START Input data
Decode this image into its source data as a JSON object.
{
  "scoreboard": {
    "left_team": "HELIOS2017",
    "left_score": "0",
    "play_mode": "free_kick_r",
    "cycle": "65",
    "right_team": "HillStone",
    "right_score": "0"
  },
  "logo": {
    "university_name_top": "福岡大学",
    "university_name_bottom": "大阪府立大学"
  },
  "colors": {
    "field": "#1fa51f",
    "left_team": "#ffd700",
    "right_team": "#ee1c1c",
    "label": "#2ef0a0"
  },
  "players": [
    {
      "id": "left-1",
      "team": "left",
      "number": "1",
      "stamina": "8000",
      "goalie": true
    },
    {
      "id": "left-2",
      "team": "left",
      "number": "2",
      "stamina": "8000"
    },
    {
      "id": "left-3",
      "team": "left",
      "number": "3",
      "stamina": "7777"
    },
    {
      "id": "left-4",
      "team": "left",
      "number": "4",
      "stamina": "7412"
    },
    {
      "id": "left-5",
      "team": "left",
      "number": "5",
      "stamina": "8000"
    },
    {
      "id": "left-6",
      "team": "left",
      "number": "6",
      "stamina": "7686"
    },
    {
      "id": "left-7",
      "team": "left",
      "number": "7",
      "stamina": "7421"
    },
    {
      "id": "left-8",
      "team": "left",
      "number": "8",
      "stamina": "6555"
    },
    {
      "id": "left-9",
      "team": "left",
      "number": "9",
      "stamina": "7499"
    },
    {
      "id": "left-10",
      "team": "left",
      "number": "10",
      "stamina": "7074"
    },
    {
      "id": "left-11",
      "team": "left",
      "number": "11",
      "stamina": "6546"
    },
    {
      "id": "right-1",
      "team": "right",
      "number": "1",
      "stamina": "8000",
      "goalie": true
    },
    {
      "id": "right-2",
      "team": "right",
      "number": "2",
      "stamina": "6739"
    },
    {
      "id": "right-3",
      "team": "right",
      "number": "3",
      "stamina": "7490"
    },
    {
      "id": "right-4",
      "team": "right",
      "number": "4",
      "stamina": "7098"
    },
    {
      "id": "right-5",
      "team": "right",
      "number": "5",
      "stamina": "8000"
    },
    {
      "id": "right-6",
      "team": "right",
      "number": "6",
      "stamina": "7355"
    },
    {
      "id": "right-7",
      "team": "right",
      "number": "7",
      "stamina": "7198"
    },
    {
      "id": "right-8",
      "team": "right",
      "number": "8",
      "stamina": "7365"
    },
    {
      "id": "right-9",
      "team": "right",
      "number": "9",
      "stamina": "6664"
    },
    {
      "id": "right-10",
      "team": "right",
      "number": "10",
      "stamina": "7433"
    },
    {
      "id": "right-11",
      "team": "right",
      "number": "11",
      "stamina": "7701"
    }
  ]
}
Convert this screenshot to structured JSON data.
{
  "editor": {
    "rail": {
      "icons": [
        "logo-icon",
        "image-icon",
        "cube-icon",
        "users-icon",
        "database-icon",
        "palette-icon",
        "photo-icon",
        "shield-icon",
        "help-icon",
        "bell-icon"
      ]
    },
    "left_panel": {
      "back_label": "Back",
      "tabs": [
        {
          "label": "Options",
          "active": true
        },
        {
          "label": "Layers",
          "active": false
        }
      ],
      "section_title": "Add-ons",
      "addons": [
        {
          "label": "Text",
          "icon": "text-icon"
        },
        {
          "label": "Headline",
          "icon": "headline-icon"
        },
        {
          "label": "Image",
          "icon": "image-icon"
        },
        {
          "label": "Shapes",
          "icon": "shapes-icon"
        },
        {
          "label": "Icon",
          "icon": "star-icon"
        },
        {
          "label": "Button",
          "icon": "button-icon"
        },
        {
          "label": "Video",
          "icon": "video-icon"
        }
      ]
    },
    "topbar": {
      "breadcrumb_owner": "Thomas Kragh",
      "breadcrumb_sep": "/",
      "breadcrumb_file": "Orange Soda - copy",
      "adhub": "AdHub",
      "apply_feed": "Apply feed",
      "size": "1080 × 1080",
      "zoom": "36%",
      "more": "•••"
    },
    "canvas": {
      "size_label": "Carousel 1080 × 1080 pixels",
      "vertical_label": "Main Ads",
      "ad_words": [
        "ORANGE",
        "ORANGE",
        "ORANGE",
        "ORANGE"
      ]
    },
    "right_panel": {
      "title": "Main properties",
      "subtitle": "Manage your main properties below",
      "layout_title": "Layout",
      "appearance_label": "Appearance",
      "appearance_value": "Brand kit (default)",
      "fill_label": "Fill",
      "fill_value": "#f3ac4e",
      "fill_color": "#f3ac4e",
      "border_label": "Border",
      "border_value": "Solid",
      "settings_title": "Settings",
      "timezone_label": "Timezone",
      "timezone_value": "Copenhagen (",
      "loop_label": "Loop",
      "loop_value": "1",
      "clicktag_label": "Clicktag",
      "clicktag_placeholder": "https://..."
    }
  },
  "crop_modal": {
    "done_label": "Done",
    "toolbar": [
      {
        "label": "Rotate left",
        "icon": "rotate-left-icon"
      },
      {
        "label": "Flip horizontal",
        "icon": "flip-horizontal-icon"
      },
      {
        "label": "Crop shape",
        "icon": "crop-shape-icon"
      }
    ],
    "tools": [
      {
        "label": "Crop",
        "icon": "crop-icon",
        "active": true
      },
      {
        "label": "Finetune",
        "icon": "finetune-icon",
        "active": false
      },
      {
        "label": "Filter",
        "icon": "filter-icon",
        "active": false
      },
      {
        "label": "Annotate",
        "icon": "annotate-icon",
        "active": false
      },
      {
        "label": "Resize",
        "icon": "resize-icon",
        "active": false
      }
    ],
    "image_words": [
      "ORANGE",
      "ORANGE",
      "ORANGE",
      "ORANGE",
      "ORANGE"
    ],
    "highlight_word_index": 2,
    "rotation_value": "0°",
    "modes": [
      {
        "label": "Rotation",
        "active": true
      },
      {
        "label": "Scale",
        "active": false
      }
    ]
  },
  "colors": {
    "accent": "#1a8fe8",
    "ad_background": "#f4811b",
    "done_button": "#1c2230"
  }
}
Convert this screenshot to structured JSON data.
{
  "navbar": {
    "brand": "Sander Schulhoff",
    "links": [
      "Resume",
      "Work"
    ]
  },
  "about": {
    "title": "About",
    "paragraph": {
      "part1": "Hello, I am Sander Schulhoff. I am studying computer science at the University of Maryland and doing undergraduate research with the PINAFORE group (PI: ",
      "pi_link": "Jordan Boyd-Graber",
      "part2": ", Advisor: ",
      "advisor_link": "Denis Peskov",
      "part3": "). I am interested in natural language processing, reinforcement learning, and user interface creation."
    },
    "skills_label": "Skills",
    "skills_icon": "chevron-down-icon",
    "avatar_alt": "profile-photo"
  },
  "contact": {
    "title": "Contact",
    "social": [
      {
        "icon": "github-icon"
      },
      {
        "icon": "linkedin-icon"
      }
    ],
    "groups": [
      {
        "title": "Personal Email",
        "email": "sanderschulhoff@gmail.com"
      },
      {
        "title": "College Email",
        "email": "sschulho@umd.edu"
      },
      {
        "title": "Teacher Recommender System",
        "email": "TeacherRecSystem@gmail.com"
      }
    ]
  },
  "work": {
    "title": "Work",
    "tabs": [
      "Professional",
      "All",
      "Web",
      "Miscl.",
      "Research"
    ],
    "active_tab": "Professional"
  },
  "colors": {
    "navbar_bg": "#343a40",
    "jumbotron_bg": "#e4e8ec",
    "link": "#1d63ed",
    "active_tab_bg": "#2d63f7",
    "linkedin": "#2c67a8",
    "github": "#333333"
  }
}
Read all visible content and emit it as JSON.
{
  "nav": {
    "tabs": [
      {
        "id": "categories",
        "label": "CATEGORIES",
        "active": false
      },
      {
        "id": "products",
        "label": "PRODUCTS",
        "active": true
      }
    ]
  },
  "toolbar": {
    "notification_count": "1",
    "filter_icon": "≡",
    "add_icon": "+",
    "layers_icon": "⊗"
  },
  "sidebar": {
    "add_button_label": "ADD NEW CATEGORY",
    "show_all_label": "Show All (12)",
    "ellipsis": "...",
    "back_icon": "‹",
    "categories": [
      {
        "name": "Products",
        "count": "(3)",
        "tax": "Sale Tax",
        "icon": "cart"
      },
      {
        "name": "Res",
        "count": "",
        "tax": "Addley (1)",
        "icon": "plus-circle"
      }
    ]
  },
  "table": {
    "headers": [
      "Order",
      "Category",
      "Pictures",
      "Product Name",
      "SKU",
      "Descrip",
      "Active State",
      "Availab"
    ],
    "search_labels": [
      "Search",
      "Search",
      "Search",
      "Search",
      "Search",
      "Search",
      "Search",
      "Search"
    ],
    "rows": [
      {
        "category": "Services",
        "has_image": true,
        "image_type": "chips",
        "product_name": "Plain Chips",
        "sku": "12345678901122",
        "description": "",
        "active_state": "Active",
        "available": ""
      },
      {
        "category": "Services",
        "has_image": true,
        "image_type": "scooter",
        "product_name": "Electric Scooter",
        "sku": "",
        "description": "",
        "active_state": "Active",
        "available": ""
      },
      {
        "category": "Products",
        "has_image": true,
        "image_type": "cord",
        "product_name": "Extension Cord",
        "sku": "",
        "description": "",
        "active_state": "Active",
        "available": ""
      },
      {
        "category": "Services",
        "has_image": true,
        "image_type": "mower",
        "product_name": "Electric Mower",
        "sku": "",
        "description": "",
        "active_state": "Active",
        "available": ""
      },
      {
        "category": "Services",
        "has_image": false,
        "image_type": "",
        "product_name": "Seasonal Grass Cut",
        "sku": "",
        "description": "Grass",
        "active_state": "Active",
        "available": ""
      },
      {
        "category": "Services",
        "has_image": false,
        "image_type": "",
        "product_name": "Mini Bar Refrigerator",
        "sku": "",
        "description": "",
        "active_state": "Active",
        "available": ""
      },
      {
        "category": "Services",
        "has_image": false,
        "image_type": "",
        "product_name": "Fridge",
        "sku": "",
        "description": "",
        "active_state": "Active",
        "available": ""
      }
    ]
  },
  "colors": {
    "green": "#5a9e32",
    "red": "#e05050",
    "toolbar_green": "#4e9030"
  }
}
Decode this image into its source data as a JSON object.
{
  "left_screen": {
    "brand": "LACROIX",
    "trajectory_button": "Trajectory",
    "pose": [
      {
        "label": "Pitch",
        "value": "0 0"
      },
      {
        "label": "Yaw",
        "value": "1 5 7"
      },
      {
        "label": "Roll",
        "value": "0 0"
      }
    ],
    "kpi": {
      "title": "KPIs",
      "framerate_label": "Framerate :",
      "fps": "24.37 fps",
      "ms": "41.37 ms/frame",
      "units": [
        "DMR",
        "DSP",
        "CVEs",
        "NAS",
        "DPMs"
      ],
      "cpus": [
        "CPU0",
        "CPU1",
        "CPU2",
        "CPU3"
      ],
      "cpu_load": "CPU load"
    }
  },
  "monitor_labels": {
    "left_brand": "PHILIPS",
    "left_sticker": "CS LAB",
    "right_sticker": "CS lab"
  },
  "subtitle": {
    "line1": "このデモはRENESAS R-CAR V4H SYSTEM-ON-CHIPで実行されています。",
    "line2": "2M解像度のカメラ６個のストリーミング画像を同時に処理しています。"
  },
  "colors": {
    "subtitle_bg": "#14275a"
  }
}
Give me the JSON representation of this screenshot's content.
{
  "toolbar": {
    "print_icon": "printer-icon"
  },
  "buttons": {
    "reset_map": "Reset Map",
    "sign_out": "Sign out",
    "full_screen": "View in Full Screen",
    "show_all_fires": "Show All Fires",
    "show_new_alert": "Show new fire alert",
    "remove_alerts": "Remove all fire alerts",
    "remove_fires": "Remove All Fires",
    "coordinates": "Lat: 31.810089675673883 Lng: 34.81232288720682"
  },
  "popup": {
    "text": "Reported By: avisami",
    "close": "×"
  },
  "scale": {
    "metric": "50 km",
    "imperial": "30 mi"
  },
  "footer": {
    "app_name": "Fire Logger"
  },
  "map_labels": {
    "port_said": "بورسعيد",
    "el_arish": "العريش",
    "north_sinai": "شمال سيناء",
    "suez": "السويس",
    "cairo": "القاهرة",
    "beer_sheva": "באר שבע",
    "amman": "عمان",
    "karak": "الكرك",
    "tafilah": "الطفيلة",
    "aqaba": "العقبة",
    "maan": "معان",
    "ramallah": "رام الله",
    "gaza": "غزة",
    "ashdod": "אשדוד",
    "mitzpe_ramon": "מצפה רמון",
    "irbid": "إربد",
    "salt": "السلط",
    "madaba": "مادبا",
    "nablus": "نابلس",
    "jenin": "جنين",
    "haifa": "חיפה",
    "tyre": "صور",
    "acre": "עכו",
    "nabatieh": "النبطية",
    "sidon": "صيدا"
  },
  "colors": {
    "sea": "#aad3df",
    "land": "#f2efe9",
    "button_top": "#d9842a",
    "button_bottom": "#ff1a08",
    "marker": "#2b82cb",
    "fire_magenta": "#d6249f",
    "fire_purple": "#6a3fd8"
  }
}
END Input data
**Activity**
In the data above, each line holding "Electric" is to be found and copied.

**Exercise output**
        "product_name": "Electric Scooter",
        "product_name": "Electric Mower",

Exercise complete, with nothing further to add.